◆ **TASK DETAILS**:
Give back exactly the lines starting at the one with "Serialize everything readable" and ending at the last line of the data below. Pictures are not part of the copy.
++++ DATA PROVIDED
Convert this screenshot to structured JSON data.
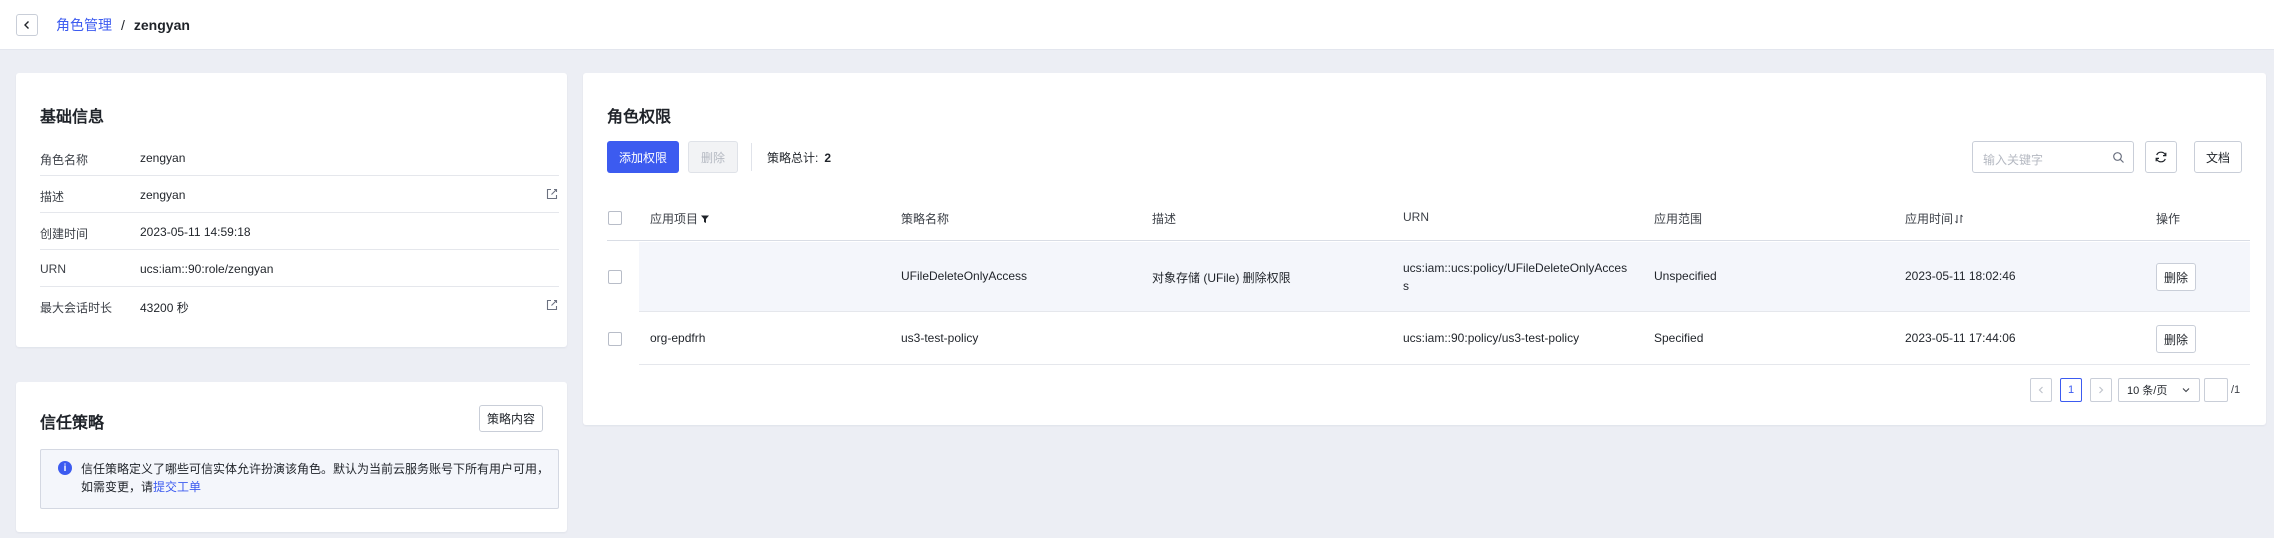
{
  "header": {
    "breadcrumb_parent": "角色管理",
    "breadcrumb_sep": "/",
    "breadcrumb_current": "zengyan"
  },
  "basic_info": {
    "title": "基础信息",
    "rows": [
      {
        "label": "角色名称",
        "value": "zengyan"
      },
      {
        "label": "描述",
        "value": "zengyan"
      },
      {
        "label": "创建时间",
        "value": "2023-05-11 14:59:18"
      },
      {
        "label": "URN",
        "value": "ucs:iam::90:role/zengyan"
      },
      {
        "label": "最大会话时长",
        "value": "43200 秒"
      }
    ]
  },
  "trust_policy": {
    "title": "信任策略",
    "button": "策略内容",
    "notice_text": "信任策略定义了哪些可信实体允许扮演该角色。默认为当前云服务账号下所有用户可用，如需变更，请",
    "notice_link": "提交工单"
  },
  "permissions": {
    "title": "角色权限",
    "add_button": "添加权限",
    "delete_button": "删除",
    "total_label": "策略总计:",
    "total_value": "2",
    "search_placeholder": "输入关键字",
    "docs_button": "文档",
    "columns": {
      "project": "应用项目",
      "policy_name": "策略名称",
      "description": "描述",
      "urn": "URN",
      "scope": "应用范围",
      "time": "应用时间",
      "action": "操作"
    },
    "rows": [
      {
        "project": "",
        "policy_name": "UFileDeleteOnlyAccess",
        "description": "对象存储 (UFile) 删除权限",
        "urn_line1": "ucs:iam::ucs:policy/UFileDeleteOnlyAcces",
        "urn_line2": "s",
        "scope": "Unspecified",
        "time": "2023-05-11 18:02:46",
        "action": "删除"
      },
      {
        "project": "org-epdfrh",
        "policy_name": "us3-test-policy",
        "description": "",
        "urn_line1": "ucs:iam::90:policy/us3-test-policy",
        "urn_line2": "",
        "scope": "Specified",
        "time": "2023-05-11 17:44:06",
        "action": "删除"
      }
    ],
    "pagination": {
      "current_page": "1",
      "page_size": "10 条/页",
      "jump_value": "",
      "total_pages": "/1"
    }
  },
  "colors": {
    "accent": "#3c5bf0",
    "page_bg": "#eceef4",
    "row_highlight": "#f4f6fb"
  }
}
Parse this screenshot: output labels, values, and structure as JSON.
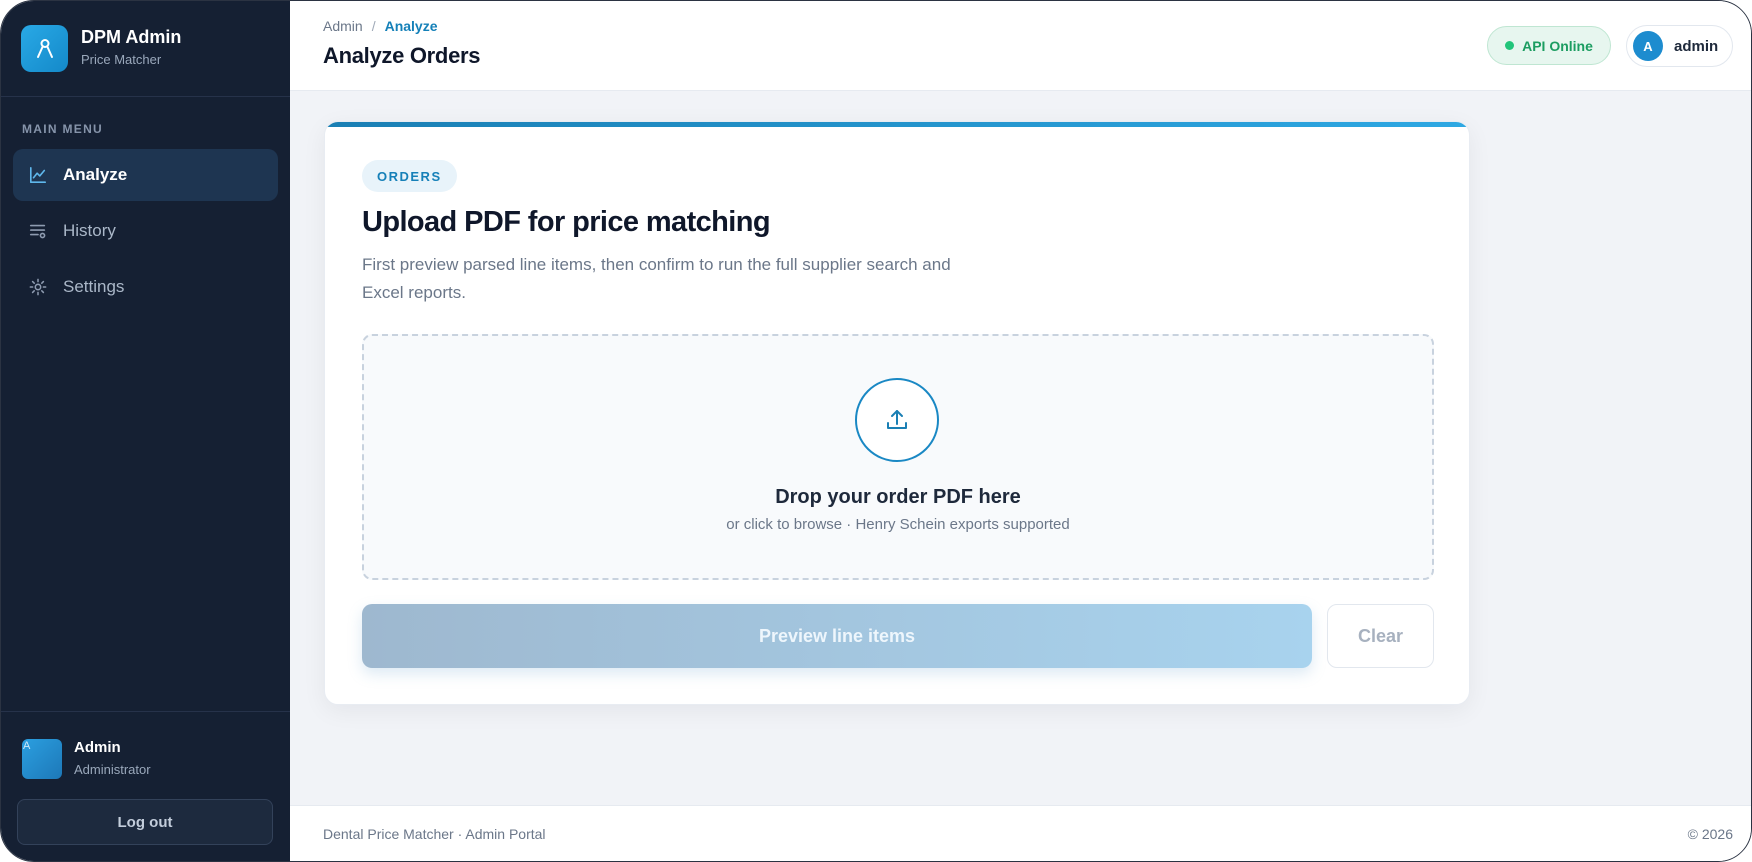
{
  "sidebar": {
    "brand_title": "DPM Admin",
    "brand_subtitle": "Price Matcher",
    "menu_label": "MAIN MENU",
    "items": [
      {
        "label": "Analyze",
        "icon": "chart-line-icon",
        "active": true
      },
      {
        "label": "History",
        "icon": "list-icon",
        "active": false
      },
      {
        "label": "Settings",
        "icon": "gear-icon",
        "active": false
      }
    ],
    "user": {
      "avatar_letter": "A",
      "name": "Admin",
      "role": "Administrator"
    },
    "logout_label": "Log out"
  },
  "header": {
    "breadcrumb_root": "Admin",
    "breadcrumb_sep": "/",
    "breadcrumb_current": "Analyze",
    "title": "Analyze Orders",
    "status_text": "API Online",
    "user_letter": "A",
    "user_name": "admin"
  },
  "card": {
    "tag": "ORDERS",
    "title": "Upload PDF for price matching",
    "description": "First preview parsed line items, then confirm to run the full supplier search and Excel reports.",
    "dropzone_title": "Drop your order PDF here",
    "dropzone_subtitle": "or click to browse · Henry Schein exports supported",
    "preview_label": "Preview line items",
    "clear_label": "Clear"
  },
  "footer": {
    "left": "Dental Price Matcher · Admin Portal",
    "right": "© 2026"
  },
  "colors": {
    "sidebar_bg": "#152033",
    "accent": "#1480b8",
    "status_green": "#22c57a"
  }
}
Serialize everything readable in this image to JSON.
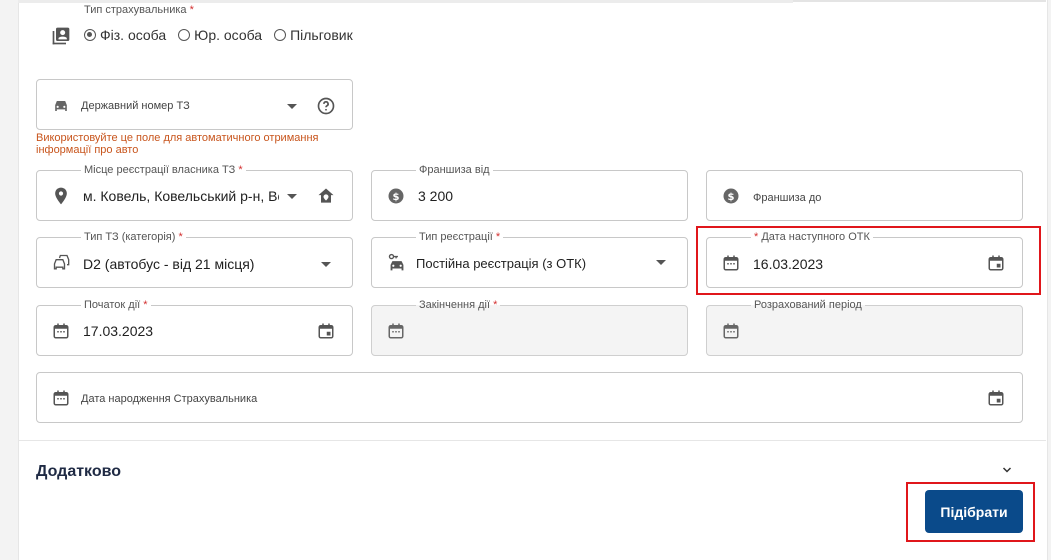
{
  "insurer_type": {
    "label": "Тип страхувальника",
    "required_mark": "*",
    "options": [
      {
        "label": "Фіз. особа",
        "selected": true
      },
      {
        "label": "Юр. особа",
        "selected": false
      },
      {
        "label": "Пільговик",
        "selected": false
      }
    ]
  },
  "plate": {
    "placeholder": "Державний номер ТЗ",
    "hint": "Використовуйте це поле для автоматичного отримання інформації про авто"
  },
  "registration_place": {
    "label": "Місце реєстрації власника ТЗ",
    "required_mark": "*",
    "value": "м. Ковель, Ковельський р-н, Во"
  },
  "franchise_from": {
    "label": "Франшиза від",
    "value": "3 200"
  },
  "franchise_to": {
    "placeholder": "Франшиза до"
  },
  "vehicle_type": {
    "label": "Тип ТЗ (категорія)",
    "required_mark": "*",
    "value": "D2 (автобус - від 21 місця)"
  },
  "registration_type": {
    "label": "Тип реєстрації",
    "required_mark": "*",
    "value": "Постійна реєстрація (з ОТК)"
  },
  "next_otk": {
    "label": "Дата наступного ОТК",
    "required_mark": "*",
    "value": "16.03.2023"
  },
  "start_date": {
    "label": "Початок дії",
    "required_mark": "*",
    "value": "17.03.2023"
  },
  "end_date": {
    "label": "Закінчення дії",
    "required_mark": "*",
    "value": ""
  },
  "period": {
    "label": "Розрахований період",
    "value": ""
  },
  "birth_date": {
    "placeholder": "Дата народження Страхувальника"
  },
  "additional": {
    "title": "Додатково"
  },
  "submit": {
    "label": "Підібрати"
  },
  "colors": {
    "primary": "#0a4a8a",
    "hint": "#c8551d",
    "required": "#d32f2f",
    "highlight": "#e0161b"
  }
}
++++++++
◆ **EXERCISE RESPONSE**:
Serialize everything readable in this image to JSON.
{
  "insurer_type": {
    "label": "Тип страхувальника",
    "required_mark": "*",
    "options": [
      {
        "label": "Фіз. особа",
        "selected": true
      },
      {
        "label": "Юр. особа",
        "selected": false
      },
      {
        "label": "Пільговик",
        "selected": false
      }
    ]
  },
  "plate": {
    "placeholder": "Державний номер ТЗ",
    "hint": "Використовуйте це поле для автоматичного отримання інформації про авто"
  },
  "registration_place": {
    "label": "Місце реєстрації власника ТЗ",
    "required_mark": "*",
    "value": "м. Ковель, Ковельський р-н, Во"
  },
  "franchise_from": {
    "label": "Франшиза від",
    "value": "3 200"
  },
  "franchise_to": {
    "placeholder": "Франшиза до"
  },
  "vehicle_type": {
    "label": "Тип ТЗ (категорія)",
    "required_mark": "*",
    "value": "D2 (автобус - від 21 місця)"
  },
  "registration_type": {
    "label": "Тип реєстрації",
    "required_mark": "*",
    "value": "Постійна реєстрація (з ОТК)"
  },
  "next_otk": {
    "label": "Дата наступного ОТК",
    "required_mark": "*",
    "value": "16.03.2023"
  },
  "start_date": {
    "label": "Початок дії",
    "required_mark": "*",
    "value": "17.03.2023"
  },
  "end_date": {
    "label": "Закінчення дії",
    "required_mark": "*",
    "value": ""
  },
  "period": {
    "label": "Розрахований період",
    "value": ""
  },
  "birth_date": {
    "placeholder": "Дата народження Страхувальника"
  },
  "additional": {
    "title": "Додатково"
  },
  "submit": {
    "label": "Підібрати"
  },
  "colors": {
    "primary": "#0a4a8a",
    "hint": "#c8551d",
    "required": "#d32f2f",
    "highlight": "#e0161b"
  }
}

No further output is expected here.